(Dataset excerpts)
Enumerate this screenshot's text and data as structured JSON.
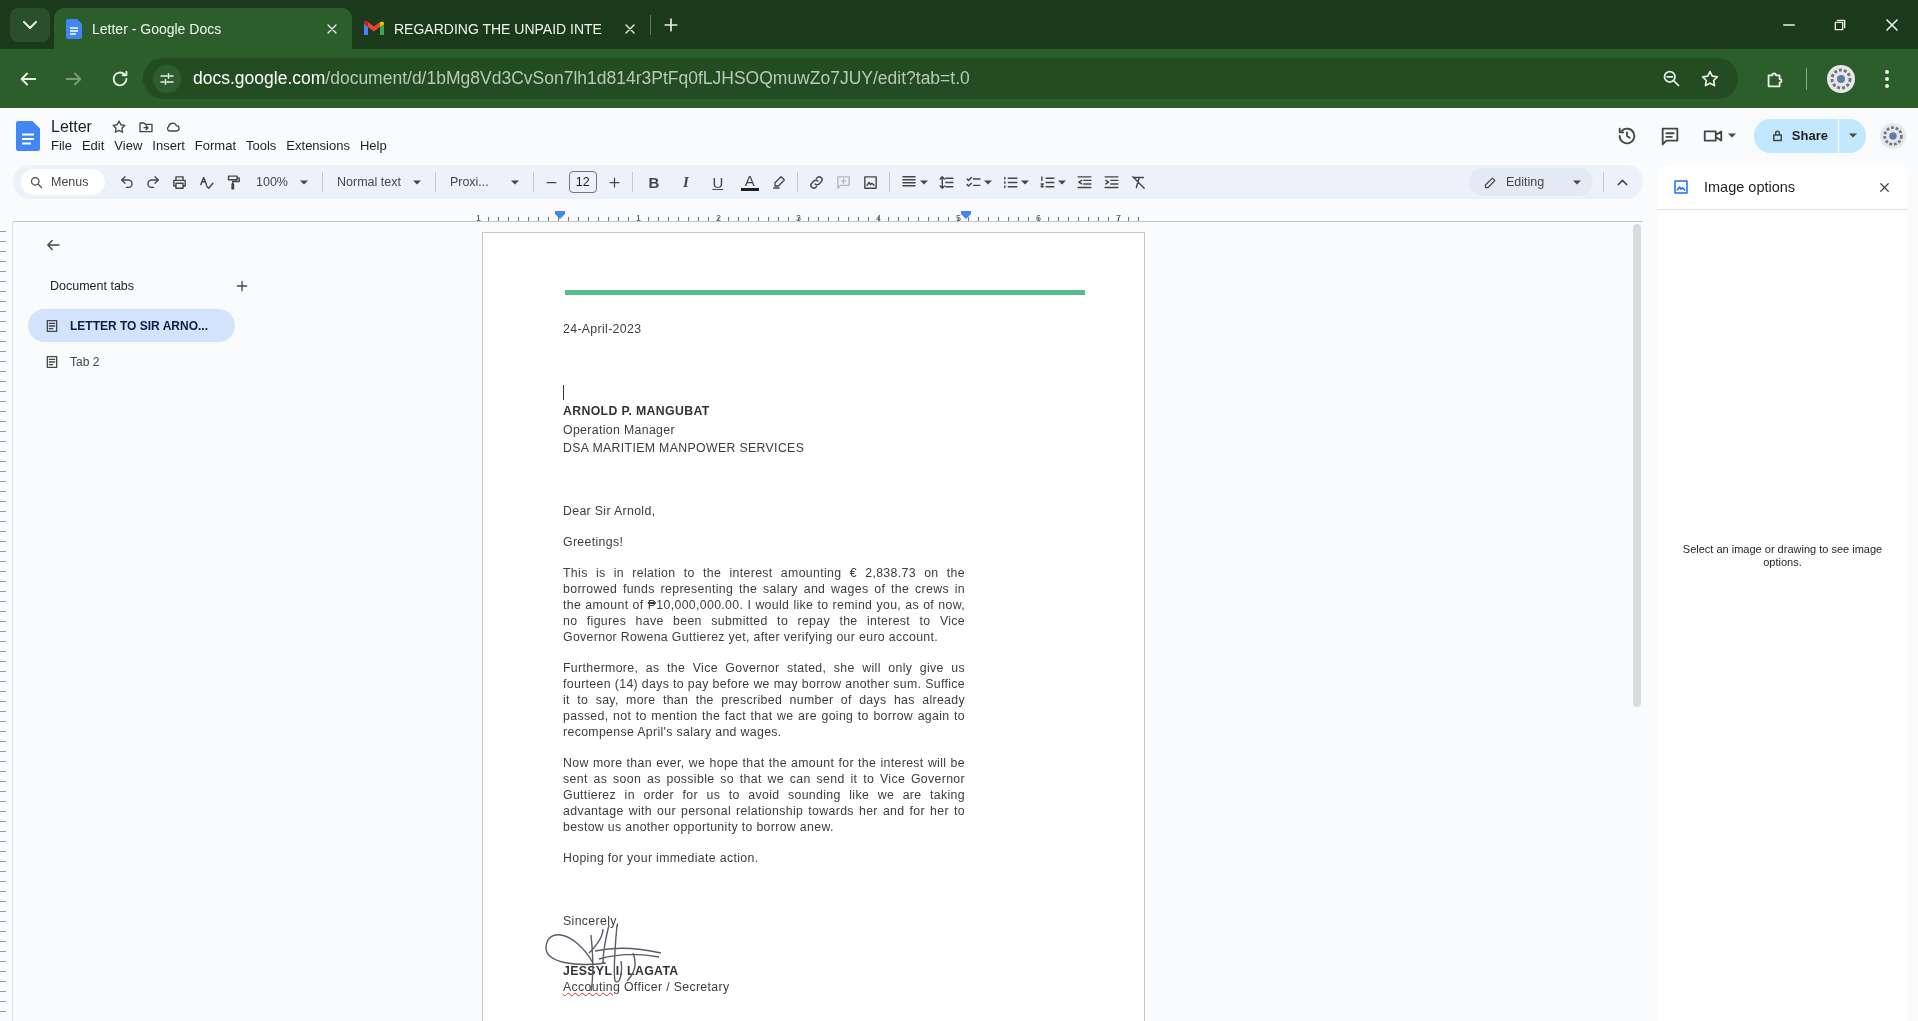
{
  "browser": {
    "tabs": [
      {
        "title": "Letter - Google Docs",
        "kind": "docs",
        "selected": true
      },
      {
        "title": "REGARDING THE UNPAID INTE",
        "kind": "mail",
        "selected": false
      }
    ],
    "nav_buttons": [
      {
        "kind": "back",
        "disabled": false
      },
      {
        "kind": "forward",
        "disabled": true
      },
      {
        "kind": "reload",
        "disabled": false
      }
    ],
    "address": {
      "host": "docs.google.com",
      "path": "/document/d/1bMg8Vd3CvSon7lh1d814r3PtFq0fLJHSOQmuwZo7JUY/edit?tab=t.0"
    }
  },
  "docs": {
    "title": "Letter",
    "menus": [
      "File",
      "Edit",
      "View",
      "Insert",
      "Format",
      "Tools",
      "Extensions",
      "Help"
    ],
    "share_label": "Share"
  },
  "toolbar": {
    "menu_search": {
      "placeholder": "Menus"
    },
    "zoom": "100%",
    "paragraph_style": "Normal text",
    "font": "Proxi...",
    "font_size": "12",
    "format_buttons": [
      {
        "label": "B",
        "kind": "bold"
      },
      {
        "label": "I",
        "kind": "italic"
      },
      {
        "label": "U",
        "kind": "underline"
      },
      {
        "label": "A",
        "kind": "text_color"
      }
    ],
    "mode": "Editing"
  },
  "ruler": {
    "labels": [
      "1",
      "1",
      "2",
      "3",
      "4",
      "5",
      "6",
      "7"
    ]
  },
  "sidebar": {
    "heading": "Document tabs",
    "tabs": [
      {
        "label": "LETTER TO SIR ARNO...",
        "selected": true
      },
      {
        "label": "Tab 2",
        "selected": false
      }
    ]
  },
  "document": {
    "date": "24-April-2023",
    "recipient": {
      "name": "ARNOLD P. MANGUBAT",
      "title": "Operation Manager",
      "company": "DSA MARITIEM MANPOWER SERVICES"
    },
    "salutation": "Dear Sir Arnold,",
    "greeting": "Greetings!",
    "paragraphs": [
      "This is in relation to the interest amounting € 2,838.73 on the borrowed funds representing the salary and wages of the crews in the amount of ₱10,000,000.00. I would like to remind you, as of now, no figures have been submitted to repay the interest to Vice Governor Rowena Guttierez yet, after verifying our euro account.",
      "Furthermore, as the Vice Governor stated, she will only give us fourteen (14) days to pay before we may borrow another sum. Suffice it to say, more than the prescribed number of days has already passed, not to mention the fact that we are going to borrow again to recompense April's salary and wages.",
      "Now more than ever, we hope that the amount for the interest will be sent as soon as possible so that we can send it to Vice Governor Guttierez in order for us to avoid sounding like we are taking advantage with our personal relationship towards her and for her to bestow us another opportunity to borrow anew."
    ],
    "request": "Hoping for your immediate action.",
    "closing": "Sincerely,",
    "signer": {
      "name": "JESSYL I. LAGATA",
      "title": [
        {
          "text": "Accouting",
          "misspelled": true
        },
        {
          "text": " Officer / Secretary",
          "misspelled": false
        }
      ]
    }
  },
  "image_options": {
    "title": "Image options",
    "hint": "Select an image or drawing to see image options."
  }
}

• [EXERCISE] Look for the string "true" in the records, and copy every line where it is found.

• [TASK RESULT]
        "selected": true
        "disabled": true
        "selected": true
          "misspelled": true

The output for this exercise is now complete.